A quantum bit is qualitatively different from a classical bit as it allows for the coherent super-position of possibilities, which demonstrate different behaviours depending on the phase between them. These behaviours constitute as interference phenomena, and lie behind the existence of algorithms in quantum computing which are arguably faster than the best classical alternatives.
What if quantum theory did not hold in all scenarios, or was only a limiting case of some broader theory? In this case, can we still meaningfully talk about phase and interference? In this talk, I will present key results from a project to generalize phase and interference into post-quantum theories. I will discuss the special role the uncertainty principle plays in enabling non-trivial dynamics, and draw conclusions about the possibility of non-classical algorithms for computation beyond quantum theory.

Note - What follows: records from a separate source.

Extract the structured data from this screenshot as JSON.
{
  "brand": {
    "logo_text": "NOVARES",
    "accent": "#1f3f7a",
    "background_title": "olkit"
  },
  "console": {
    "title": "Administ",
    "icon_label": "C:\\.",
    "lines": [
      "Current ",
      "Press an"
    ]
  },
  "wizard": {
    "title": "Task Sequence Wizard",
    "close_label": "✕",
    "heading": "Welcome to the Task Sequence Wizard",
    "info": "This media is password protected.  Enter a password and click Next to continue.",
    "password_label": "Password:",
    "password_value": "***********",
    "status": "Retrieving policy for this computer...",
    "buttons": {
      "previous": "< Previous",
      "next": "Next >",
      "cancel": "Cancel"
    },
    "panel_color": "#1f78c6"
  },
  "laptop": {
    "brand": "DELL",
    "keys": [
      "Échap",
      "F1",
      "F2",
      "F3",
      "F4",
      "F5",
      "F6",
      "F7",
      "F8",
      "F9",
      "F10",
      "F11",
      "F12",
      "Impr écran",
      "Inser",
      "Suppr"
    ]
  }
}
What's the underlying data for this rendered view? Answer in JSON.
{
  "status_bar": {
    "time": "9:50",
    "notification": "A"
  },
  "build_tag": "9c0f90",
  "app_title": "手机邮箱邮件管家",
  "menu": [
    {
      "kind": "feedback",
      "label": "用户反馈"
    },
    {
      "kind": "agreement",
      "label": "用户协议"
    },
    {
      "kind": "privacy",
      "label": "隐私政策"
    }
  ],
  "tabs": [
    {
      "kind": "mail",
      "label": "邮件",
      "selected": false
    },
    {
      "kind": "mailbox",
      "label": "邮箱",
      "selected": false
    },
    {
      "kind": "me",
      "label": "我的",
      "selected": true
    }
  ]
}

Andrew Garner is a quantum information theorist, who completed his DPhil at the University of Oxford, and is now a Research Fellow at the Centre for Quantum Technologies at the National University of Singapore. His has made notable contributions to the foundations of quantum theory, where he has pioneered a framework to extend phase beyond quantum theory. He is also interested in quantum thermodynamics and single-shot statistical mechanics.